Missionaries of Charity, established by Mother Teresa, has announced their decision to de-regulate 13 of their 16 adoption centres, along with ending adopting services in India, effective 1 August 2015, in the wake of the new laws issued in July under a notification by the Women and Child Development Ministry, headed by Meneka Gandhi. The Charity, that runs its adoption centres under the name Nirmala Shishu Bhawan, are known for their services like food, shelter, and education provided to special-needs children, along with abandoned, and destitute children, from impoverished backgrounds.
The Charity’s request comes after a change in law, that apparently, makes it easier for single, separated, and divorced parents to adopt children.

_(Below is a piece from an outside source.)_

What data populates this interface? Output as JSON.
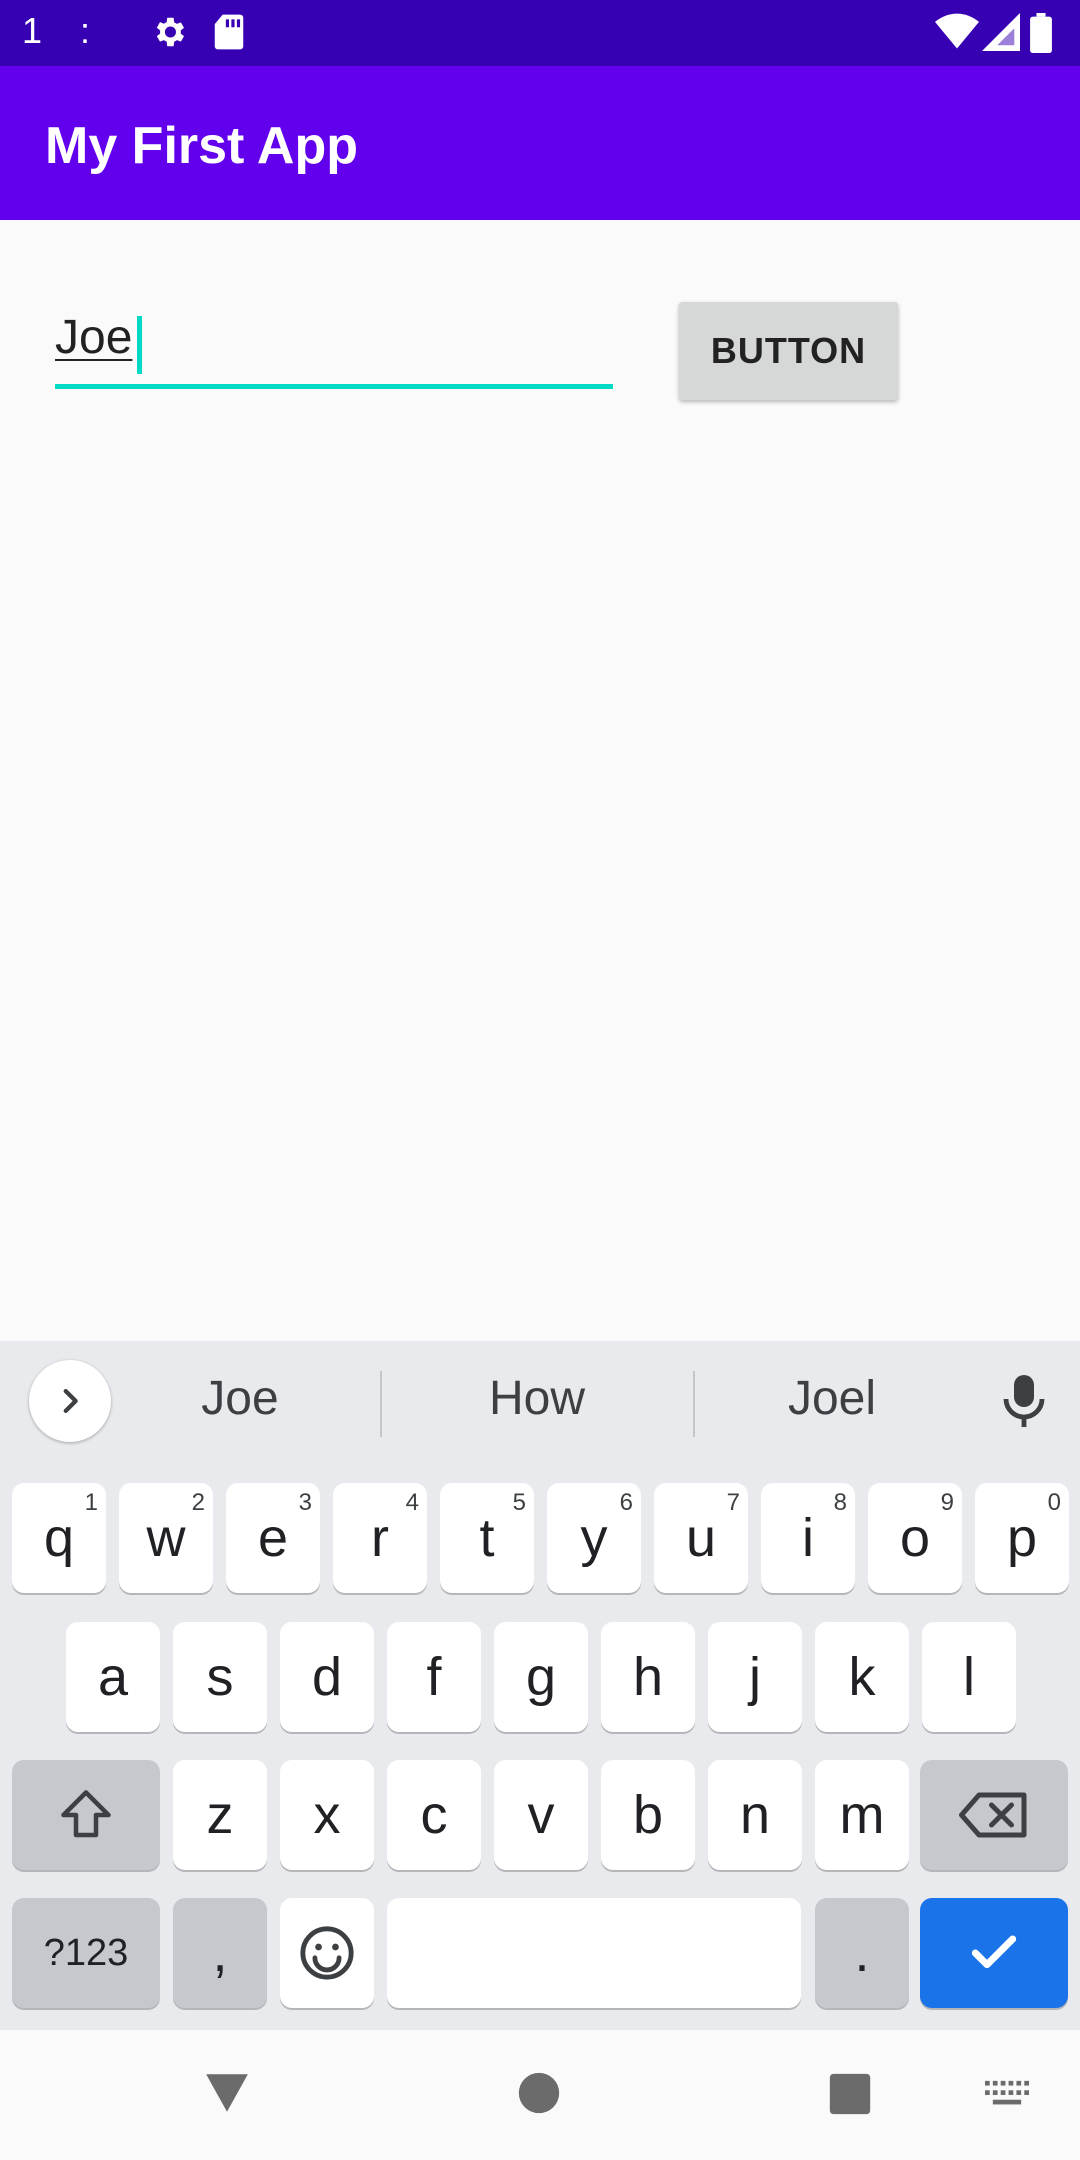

Although, the previous laws did not hinder single, separated, and divorced parents from adopting children, it was however up to the discretion of the Charity’s adoption centre to approve or disapprove the adoption request, as applications for adoption were filed directly to the concerned adoption centre. This process was said to be tedious, and could take up to months, or even years before the concerned adoption agency reached their final decision.
The new law requires parents to first register their application on the CARA (Central Adoption Resource Authority) website – the nodal body for adoption under the Women and Child Development Ministry; prospective parents can then track their applications online. This new application process, has thus centralised the adoption process, creating an apparent conflict of ideologies between the Missionaries of Charity, and the centre.
As stated by the Veerendra Mishra, to the Indian Express, secretary CARA, there are two points of contention that have led the Charity to end their adoption services in India, “First, [Missionaries of Charity] will not allow adoption by single parents; second, they also have issues with couples, one or both of whom has had a divorce earlier.”
Sister Amla, from the North Delhi centre of the Charity, confirmed the organisation’s decision to end adoption services, and de-regulate adoption centres; she told the media that, “The new guidelines hurt our conscience. They are certainly not for religious people like us”
A statement from the Missionaries of Charity further added, “If we were to continue with the work set up by Mother Teresa, complying with all the provisions would be very difficult for us.”
Moreover, the new law suggests that parents will be given an option to choose between 4 to 6 children before they adopt one. The charity, however, is not in favour of the idea, as they believe that this takes away from the essence of adoption, to view the child as a gift, and not as a commodity.
However, the charity had been contemplating to end their services, “for some time”, to focus their attentions on special needs children who have not been adopted.
The ministry has indicated that since the Charity are experts in their field of work, the government would not want them to close down their adoption centres, however they will remove the children from the charity’s adoption centres, and move them to other centres if the charity refuses to give the children up for adoption.